* Action item
Scan the material below for lines with the word "this" and reply with how many there are, nothing else.

* Available data
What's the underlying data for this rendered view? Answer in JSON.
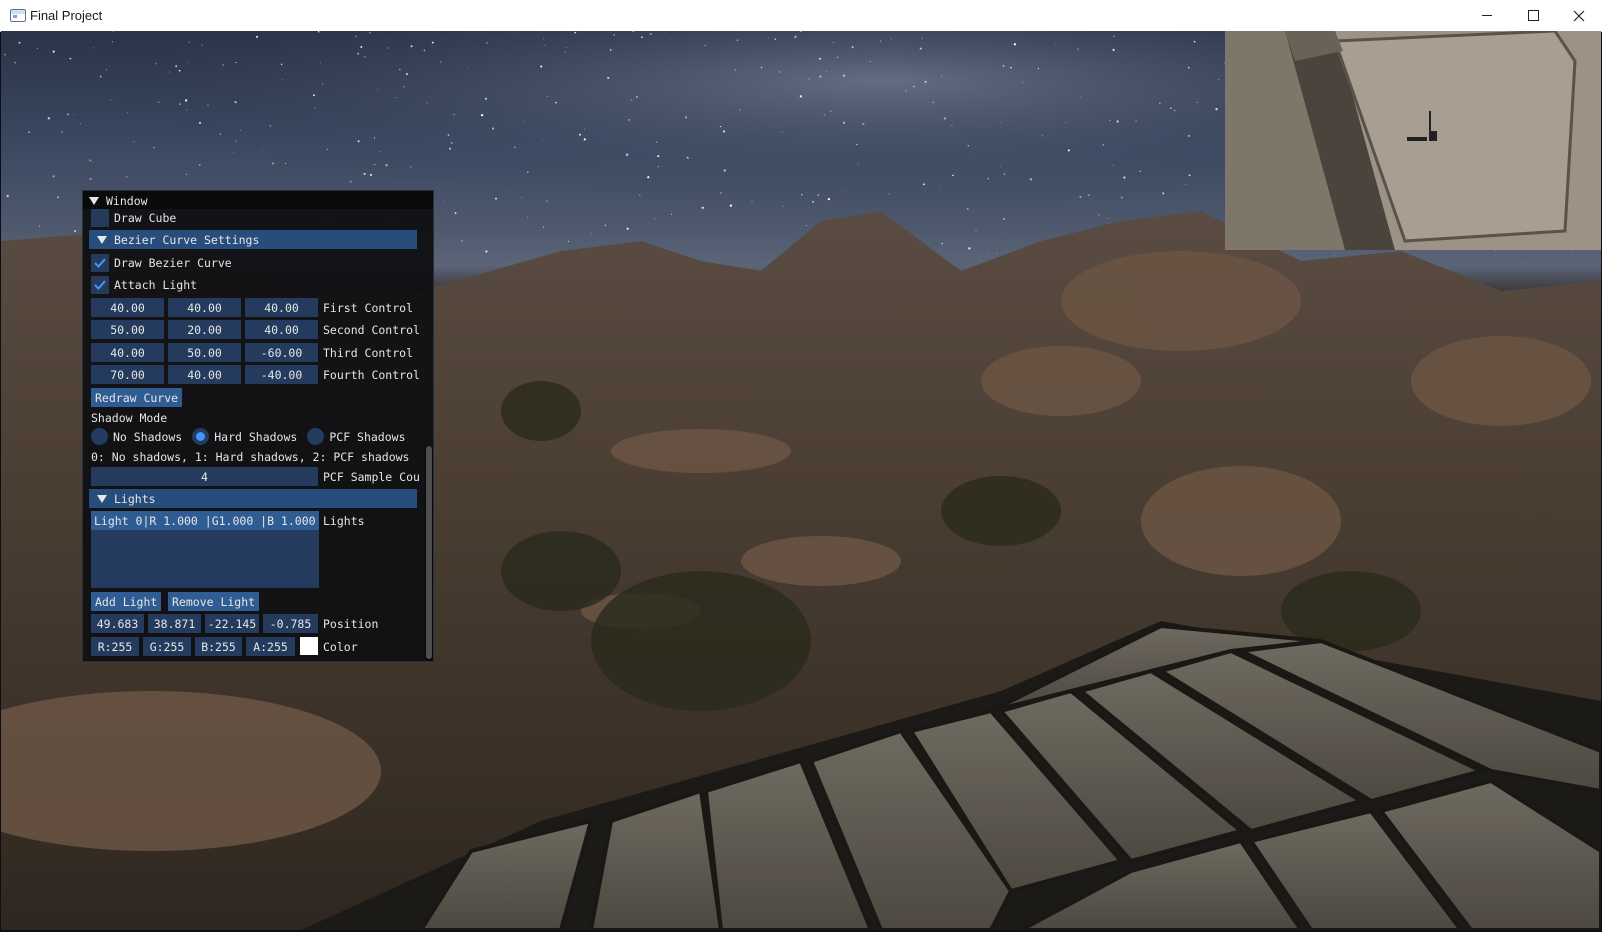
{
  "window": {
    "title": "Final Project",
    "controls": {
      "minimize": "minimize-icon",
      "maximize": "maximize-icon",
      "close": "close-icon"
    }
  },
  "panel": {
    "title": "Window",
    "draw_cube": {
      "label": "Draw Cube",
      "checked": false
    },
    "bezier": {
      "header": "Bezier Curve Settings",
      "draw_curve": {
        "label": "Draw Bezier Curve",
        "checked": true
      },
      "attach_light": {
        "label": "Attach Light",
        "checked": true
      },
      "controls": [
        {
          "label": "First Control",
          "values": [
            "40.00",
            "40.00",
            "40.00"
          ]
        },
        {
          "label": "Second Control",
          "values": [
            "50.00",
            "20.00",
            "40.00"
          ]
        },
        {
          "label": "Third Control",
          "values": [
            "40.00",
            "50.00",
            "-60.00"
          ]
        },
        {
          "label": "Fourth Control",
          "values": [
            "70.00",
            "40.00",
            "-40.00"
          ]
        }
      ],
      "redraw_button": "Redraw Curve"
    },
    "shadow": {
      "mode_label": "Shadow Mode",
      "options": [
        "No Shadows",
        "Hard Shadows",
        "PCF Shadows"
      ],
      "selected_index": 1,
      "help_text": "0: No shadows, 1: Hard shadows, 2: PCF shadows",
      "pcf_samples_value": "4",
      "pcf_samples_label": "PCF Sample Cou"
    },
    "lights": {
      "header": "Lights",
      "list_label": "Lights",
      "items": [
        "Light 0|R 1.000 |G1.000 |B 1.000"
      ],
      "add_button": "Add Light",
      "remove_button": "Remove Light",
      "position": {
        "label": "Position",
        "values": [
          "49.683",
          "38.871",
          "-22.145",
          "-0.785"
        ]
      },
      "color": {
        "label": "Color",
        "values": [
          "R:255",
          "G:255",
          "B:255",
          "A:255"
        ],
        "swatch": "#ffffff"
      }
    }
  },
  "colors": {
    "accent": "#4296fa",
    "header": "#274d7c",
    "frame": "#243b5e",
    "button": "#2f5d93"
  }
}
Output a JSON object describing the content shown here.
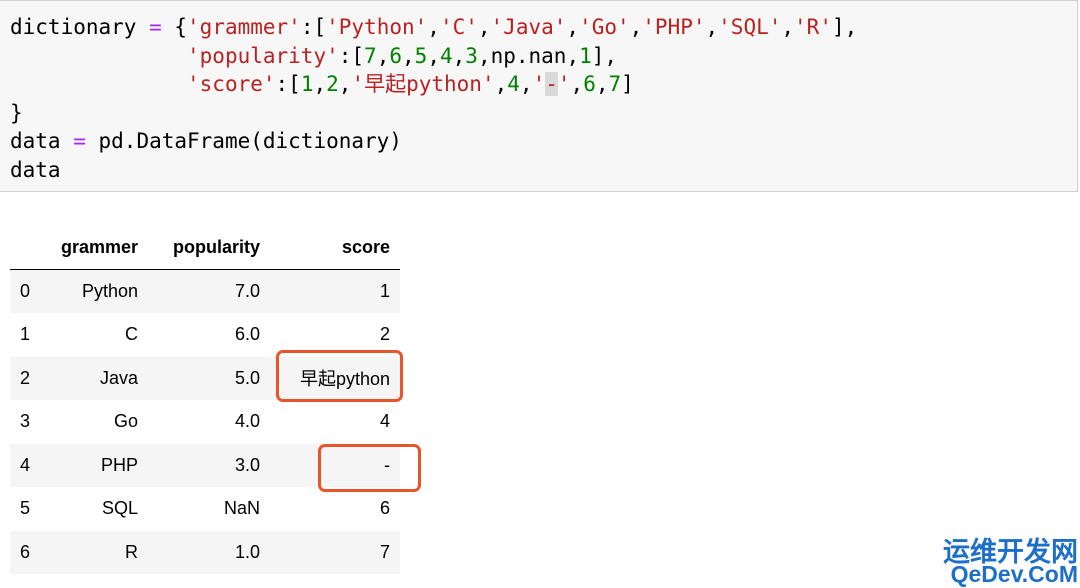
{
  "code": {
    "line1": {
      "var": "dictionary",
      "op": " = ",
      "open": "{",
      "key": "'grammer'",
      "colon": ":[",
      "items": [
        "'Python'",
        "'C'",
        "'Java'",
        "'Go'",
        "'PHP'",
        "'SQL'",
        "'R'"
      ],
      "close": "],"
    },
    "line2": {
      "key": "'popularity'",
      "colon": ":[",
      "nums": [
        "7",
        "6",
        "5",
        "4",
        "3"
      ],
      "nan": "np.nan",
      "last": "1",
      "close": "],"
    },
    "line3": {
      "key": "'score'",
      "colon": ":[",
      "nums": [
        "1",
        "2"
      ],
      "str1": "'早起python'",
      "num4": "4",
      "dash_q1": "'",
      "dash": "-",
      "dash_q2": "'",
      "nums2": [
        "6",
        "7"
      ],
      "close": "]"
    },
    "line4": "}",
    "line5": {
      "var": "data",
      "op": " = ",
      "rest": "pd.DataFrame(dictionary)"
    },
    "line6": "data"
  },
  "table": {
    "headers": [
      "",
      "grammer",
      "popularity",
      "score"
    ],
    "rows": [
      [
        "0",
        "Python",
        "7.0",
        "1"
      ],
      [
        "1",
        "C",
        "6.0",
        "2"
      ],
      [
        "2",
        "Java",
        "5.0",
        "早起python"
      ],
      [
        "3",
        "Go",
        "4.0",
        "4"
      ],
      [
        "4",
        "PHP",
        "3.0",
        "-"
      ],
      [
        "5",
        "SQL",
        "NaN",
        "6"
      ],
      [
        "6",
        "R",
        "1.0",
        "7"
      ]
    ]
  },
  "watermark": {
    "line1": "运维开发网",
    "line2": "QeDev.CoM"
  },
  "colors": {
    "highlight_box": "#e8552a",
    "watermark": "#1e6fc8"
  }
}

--

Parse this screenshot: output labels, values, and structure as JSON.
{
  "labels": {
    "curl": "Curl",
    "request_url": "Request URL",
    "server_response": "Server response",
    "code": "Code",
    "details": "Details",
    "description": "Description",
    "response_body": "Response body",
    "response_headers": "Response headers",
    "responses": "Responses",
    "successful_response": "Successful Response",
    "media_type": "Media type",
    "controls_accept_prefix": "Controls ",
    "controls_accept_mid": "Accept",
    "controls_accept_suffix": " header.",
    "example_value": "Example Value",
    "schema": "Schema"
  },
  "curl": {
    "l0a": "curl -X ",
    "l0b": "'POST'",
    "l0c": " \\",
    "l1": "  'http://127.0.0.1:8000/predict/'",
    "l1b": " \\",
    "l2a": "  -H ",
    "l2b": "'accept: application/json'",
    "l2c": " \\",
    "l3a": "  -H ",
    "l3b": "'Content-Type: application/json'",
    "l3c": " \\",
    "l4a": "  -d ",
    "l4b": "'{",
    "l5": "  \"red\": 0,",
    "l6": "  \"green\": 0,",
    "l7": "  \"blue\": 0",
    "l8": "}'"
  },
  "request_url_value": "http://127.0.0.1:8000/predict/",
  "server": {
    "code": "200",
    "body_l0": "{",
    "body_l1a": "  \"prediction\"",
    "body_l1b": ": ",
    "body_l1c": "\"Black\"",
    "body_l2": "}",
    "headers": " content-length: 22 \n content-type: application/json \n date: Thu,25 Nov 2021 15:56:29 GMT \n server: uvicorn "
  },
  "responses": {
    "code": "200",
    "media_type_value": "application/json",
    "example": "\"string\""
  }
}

* Exercise result
2